Remote geographies

When I was a child and, although it seems impossible, we lived without the Internet, I could spend hours in front of a map or an atlas. It was what it's called "traveling without leaving the room." I memorized countries, cities, mountains and seas, and most of these places, I could get some information in books or encyclopedias. But there were some other places that, for me, were still unknown, undiscovered and hidden. I only had a name and a location ...

Who was living in Tristan da Cunha? How Longyearbyen in Svalbard looked like? Were there schools in Grise Fjord? How could I get to Kerguelen Island? And most important; why should I want to get there?

Dutch Harbor, Lo Manthang, Pitcairn, Stromness, Ogasawara; places that evoked loneliness, isolation, harsh climates and normally hard lifes.

And the Internet age came!

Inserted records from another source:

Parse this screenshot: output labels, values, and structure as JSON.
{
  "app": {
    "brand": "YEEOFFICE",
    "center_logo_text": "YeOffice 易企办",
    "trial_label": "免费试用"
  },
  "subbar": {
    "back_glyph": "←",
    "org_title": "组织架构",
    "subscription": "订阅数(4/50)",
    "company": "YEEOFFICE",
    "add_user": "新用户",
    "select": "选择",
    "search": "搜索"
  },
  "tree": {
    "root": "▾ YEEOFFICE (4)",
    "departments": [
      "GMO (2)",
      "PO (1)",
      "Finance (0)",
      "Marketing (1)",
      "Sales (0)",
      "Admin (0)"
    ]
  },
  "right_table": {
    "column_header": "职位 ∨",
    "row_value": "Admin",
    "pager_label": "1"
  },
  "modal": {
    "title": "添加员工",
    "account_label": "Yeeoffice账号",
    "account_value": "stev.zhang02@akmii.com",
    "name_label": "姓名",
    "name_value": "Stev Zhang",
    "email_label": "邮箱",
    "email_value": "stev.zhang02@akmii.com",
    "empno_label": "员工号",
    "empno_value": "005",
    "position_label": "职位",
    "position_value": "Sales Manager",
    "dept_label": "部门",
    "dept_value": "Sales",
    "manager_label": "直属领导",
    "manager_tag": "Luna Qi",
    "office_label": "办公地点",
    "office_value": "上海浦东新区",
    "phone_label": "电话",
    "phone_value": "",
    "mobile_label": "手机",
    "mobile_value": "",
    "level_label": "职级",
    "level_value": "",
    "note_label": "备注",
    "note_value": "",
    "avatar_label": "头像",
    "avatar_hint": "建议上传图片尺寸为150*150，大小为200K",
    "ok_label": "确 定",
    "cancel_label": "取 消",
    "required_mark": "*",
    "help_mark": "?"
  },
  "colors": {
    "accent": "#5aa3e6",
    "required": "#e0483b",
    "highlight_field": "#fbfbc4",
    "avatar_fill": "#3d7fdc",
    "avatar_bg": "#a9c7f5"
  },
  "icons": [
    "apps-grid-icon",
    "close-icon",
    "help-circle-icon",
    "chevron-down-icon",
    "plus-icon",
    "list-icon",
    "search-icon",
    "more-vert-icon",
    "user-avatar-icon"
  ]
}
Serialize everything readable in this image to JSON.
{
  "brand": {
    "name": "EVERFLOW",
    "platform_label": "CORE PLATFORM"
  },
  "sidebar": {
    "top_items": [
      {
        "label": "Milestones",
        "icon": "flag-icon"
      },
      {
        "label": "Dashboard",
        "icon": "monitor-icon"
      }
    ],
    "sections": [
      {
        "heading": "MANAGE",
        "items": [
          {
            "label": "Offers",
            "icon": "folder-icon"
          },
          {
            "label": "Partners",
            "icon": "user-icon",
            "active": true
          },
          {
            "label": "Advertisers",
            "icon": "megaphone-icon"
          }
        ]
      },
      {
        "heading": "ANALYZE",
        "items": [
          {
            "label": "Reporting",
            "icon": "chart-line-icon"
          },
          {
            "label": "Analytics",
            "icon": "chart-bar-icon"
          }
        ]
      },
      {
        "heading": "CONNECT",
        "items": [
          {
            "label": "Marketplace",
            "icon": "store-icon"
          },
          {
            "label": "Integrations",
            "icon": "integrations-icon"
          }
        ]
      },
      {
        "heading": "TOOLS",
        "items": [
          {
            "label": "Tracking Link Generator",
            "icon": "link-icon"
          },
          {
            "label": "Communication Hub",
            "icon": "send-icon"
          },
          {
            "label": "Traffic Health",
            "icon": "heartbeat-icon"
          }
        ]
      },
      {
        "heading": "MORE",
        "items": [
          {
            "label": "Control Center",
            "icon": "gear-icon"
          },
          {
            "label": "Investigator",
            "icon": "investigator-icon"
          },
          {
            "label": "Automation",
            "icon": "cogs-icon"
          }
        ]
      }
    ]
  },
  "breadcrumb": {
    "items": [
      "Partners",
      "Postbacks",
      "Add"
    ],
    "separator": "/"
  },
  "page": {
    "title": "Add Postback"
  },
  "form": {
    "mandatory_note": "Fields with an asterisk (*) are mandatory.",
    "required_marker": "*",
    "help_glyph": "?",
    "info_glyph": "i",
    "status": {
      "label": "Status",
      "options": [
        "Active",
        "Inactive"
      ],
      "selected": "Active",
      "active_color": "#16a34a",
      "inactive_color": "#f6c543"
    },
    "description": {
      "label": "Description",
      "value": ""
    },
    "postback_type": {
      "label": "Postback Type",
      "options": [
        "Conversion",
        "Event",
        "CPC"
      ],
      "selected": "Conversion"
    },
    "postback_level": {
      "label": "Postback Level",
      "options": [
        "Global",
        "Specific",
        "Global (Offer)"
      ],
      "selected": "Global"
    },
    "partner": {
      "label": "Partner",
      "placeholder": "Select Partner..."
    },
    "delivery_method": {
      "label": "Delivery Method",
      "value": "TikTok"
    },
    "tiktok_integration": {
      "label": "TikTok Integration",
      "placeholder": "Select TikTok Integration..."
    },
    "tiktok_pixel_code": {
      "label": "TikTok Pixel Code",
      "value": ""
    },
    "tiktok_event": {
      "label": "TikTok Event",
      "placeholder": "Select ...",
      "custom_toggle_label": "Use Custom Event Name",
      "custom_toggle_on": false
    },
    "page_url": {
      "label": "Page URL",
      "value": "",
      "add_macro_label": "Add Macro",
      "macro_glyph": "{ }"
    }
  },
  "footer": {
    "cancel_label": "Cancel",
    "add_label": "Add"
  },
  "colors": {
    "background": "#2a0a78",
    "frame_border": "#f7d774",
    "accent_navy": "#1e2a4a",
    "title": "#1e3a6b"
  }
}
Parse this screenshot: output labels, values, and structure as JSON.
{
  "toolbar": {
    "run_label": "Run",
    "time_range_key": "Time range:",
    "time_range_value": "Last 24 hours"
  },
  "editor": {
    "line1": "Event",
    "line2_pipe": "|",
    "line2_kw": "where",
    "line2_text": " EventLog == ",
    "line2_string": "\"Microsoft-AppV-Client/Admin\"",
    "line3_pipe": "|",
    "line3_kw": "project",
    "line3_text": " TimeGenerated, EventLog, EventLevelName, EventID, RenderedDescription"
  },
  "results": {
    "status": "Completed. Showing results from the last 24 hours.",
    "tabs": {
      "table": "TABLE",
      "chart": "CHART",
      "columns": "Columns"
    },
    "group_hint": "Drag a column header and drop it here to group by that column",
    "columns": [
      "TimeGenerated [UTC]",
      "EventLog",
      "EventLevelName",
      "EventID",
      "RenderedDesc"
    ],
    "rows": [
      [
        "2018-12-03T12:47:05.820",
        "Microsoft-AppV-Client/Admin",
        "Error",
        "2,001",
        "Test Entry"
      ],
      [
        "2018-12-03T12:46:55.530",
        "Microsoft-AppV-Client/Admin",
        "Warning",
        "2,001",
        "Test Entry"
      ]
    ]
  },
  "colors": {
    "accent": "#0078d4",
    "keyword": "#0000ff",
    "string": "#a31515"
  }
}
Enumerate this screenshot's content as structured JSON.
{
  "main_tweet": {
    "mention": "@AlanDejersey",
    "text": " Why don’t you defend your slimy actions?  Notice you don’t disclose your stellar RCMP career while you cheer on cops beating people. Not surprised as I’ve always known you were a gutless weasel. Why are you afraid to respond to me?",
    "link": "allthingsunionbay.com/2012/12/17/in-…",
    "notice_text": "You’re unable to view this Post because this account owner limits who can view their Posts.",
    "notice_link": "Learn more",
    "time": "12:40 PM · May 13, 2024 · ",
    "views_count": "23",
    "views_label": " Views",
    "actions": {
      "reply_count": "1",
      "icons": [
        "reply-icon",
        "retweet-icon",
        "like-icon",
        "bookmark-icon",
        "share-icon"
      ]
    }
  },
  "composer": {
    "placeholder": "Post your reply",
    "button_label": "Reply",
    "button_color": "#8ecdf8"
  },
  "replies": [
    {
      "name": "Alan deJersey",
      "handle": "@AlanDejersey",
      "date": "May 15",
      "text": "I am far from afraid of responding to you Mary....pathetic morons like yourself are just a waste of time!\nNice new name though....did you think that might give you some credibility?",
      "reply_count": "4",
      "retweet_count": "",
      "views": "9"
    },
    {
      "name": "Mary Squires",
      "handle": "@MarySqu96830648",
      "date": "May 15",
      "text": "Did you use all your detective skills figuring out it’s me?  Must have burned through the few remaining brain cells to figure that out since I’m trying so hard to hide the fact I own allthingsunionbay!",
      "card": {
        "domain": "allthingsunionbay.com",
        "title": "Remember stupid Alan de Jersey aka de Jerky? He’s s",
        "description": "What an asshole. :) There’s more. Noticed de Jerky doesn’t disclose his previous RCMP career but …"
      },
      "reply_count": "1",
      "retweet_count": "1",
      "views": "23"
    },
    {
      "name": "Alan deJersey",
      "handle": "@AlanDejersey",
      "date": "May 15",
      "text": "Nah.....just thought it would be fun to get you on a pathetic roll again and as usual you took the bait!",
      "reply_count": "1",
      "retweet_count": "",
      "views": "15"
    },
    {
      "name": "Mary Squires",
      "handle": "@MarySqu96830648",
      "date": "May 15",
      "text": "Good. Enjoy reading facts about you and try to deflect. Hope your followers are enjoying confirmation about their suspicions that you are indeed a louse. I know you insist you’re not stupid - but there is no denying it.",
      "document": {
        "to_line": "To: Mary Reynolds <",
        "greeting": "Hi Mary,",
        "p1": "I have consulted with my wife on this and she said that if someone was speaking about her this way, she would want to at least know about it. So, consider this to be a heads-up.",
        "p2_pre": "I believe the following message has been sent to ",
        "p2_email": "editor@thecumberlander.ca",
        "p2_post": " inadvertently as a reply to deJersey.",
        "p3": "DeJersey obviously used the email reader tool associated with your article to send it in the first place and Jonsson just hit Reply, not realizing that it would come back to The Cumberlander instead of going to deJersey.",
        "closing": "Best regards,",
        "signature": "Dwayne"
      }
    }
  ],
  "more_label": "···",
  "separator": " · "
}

For me, that sought to know more about those remote places and their inhabitants, this was the perfect oportunity. And for the people living in those reomote places and who wanted to connect the world and shout: "Hey, we're here", a world of possibilities was open. But the World Wide Web is so extense that, for Kelpers, Zanskarpas or people living in Norfolk Island, This was likely to continue as ignored as ever, but at least there was the possibility of accessing them.

I hope to maintain consistency feeding this blog with interesting entries for those (I guess few) who might be interested in these remote geography complemented with cartographic, linguistic and historical anecdotes.

The original blog is written in Catalan. I'll try to be as accurate as possible with translations but, if you find any mistake, please accept my apologies and let me know.

Although years have passed since I dreamed looking at this point in the world map on the wall of my room, where it was written "Kerguelen Is. (Fr.)", I remain, essentially, a literary traveler. So unfortunately I could not visit these sites. But I'm ready, no matter ramshackle boats, unpaved airfields, or tortuous roads; I'll try to provide all data if someone (or myself) gets encouraged.

And of course, if anyone has been so lucky to have been there and wants to share his experience, I'll be happy to publish it.